Roger Cohen of NYT had a very good piece over the weekend about how Moscow continues to be the capital of conspicuous consumption, with fleets of luxury cars and a dizzying array of high-end restauarants — seemingly unaffected. But my gut says there's more effect deep down.
Roger? Conspicuous consumption? Gut?
There is no good reason for someone to take the train from Ulan Ude to Belogorod. Ever. I remember doing an Anadyr, Sakha, Magadan, Vladivostok, Sakhalin, Khabarovsk trip in 1993. Lots of fun.
It’s too bad Roger didn’t make it to Chita and cities in the Far East and northern parts of Siberia. A visit to Syktyvkar in Komi or Murmansk would have been nice, maybe a two-hour helicopter ride to Chara to see the old prisoner barracks.
But back to David, fresh from the beach with a wine stain on his khaki shorts, slapping his forehead about one of Ukraine’s big problems2.
Why ask Ukraine’s military to do something Team USA wouldn’t?
Rather as one keeps tonguing a sore tooth to see if it still hurts, let’s take a boo at how the dingbats at the Kyiv Post are fellating their seven paying subscribers in this time of sorrow.
Dead white male David Debatto, a retired US Army Counterintelligence Special Agent and Iraq war veteran, expresses his frustration for bleeding defence dry, but then tells us there’s no recourse except bending over to take it up the ass. Former welfare recipient Diane Francis concludes that the defeat of Russia and regime change is the final solution3. Sigh.

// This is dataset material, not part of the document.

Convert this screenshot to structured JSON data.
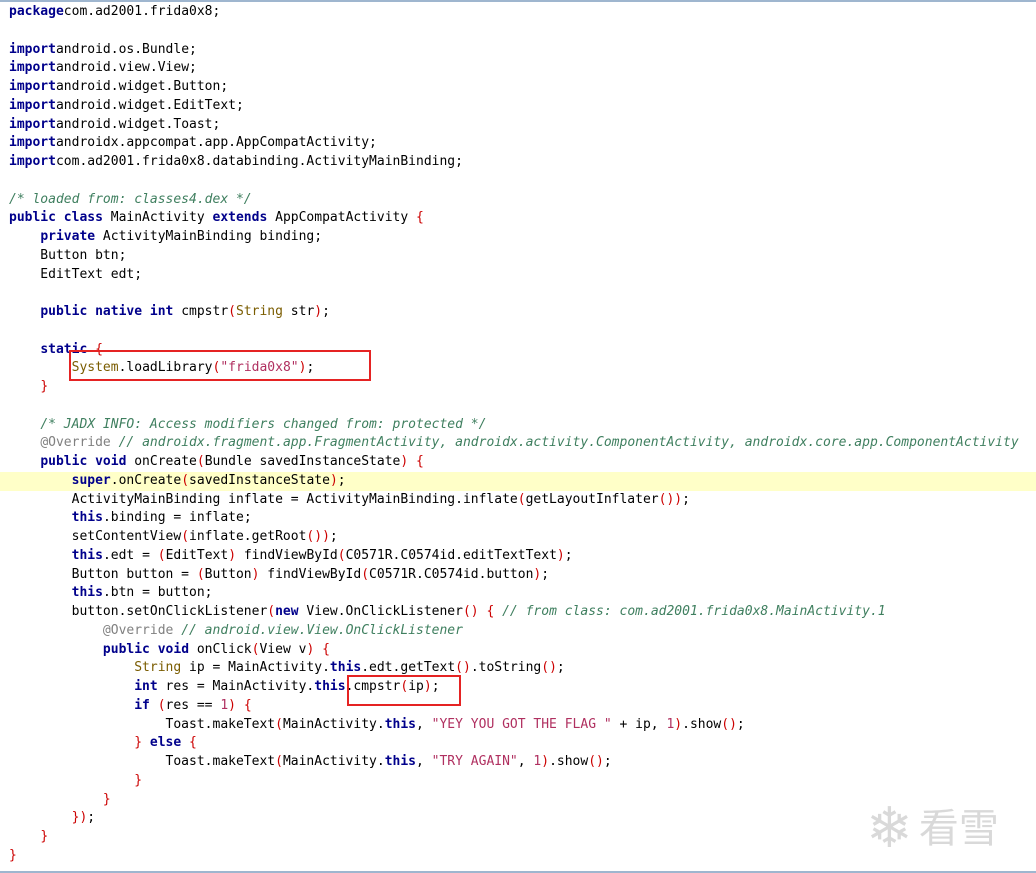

And on a street corner in suburban Washington, D.C. Mike Flynn is accosting passersby, pleading for someone, anyone, to listen.